<ul> <li>This edition includes the following editor's analysis: <i>Can Arthur J. Raffles be compared to Sherlock Holmes?</i></li></ul><br />Originally published in 1898, “The Amateur Cracksman” is a short story collection by E. W. Hornung, and the first one featuring his most famous character, A. J. Raffles, a gentleman thief in late Victorian Great Britain.<br /><br />In this collection, Hornung presents criminal A.J. Raffles as his ignoble hero. “The Amateur Cracksman” follows the exploits of Raffles as he robs Victorian High Society of their riches. A renowned cricket player and London socialite, Raffles is secretly an ingenious master of thievery and disguise. Assisted by friend <i>Bunny</i> Manders and in constant pursuit by Scotland Yard, this gentleman thief’s escapades are as compelling as they are dastardly.<br /><br />“The Amateur Cracksman” was very well received and spawned three follow-ups (two short story collections and one novel, <i>all published by ePembaBooks</i>) where Arthur J. Raffles appears:<ul> <li>“The Black Mask” (1901, 8 short stories)</li> <li>“A Thief in the Night” (1905, 10 short stories)</li> <li>“Mr. Justice Raffles” (1909, novel)</li></ul>

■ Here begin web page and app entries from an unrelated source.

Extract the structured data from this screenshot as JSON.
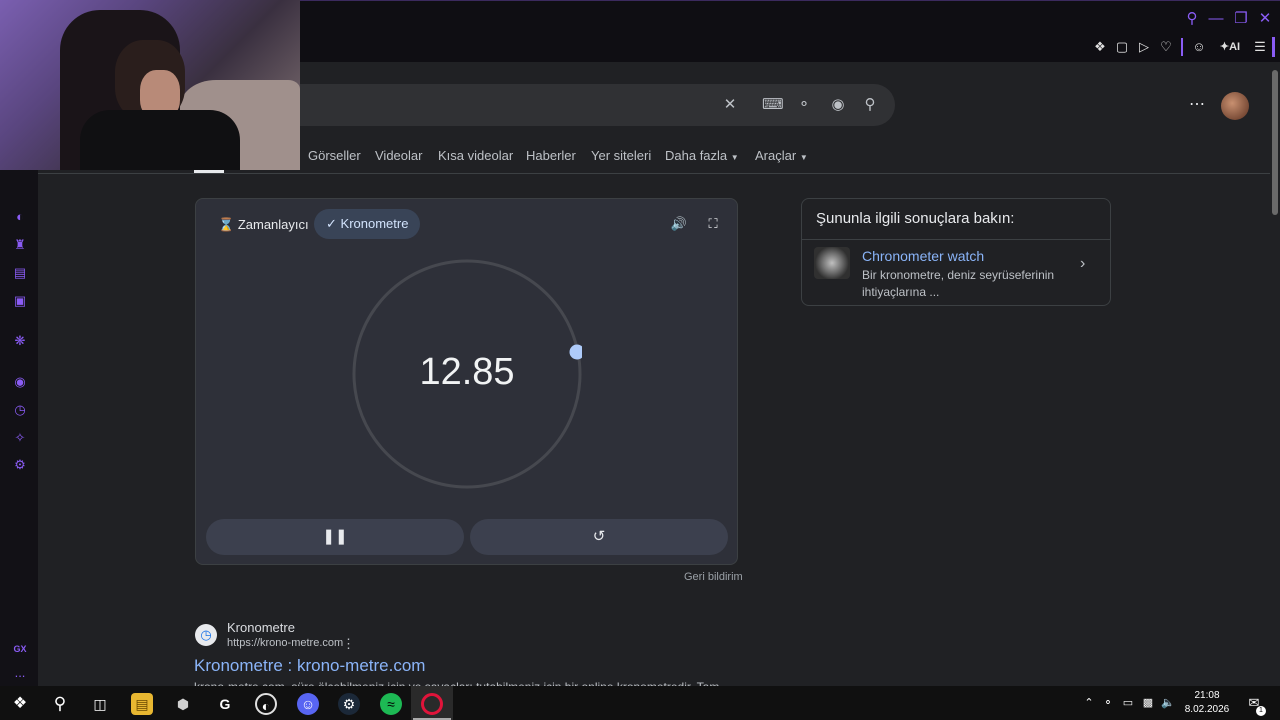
{
  "window": {
    "toolbar_ai_label": "AI"
  },
  "tabs": [
    {
      "label": "Görseller"
    },
    {
      "label": "Videolar"
    },
    {
      "label": "Kısa videolar"
    },
    {
      "label": "Haberler"
    },
    {
      "label": "Yer siteleri"
    },
    {
      "label": "Daha fazla"
    },
    {
      "label": "Araçlar"
    }
  ],
  "stopwatch": {
    "mode_timer_label": "Zamanlayıcı",
    "mode_stopwatch_label": "Kronometre",
    "time": "12.85",
    "feedback_label": "Geri bildirim"
  },
  "related": {
    "title": "Şununla ilgili sonuçlara bakın:",
    "item_title": "Chronometer watch",
    "item_desc": "Bir kronometre, deniz seyrüseferinin ihtiyaçlarına ..."
  },
  "result": {
    "site_name": "Kronometre",
    "url": "https://krono-metre.com",
    "title": "Kronometre : krono-metre.com",
    "snippet": "krono-metre.com, süre ölçebilmeniz için ve sayaçları tutabilmeniz için bir online kronometredir. Tam"
  },
  "sidebar": {
    "gx_label": "GX",
    "more_label": "..."
  },
  "taskbar": {
    "time": "21:08",
    "date": "8.02.2026",
    "notification_count": "1"
  },
  "colors": {
    "accent_purple": "#8a5cf5",
    "link_blue": "#8ab4f8",
    "card_bg": "#2e3039",
    "page_bg": "#202124"
  }
}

Acerca de E. W. Hornung
E. W. Hornung (1866–1921) based his iconic characters—the gentleman thief A. J. Raffles and his sidekick, Bunny Manders—on his friends Oscar Wilde and Lord Alfred Douglas, as well as on his brother-in-law Arthur Conan Doyle's most famous literary creations: Sherlock Holmes and Dr. Watson. The eighth child of a Hungarian timber and coal merchant, Hornung was a prolific and popular author during his lifetime, publishing in a variety of genres.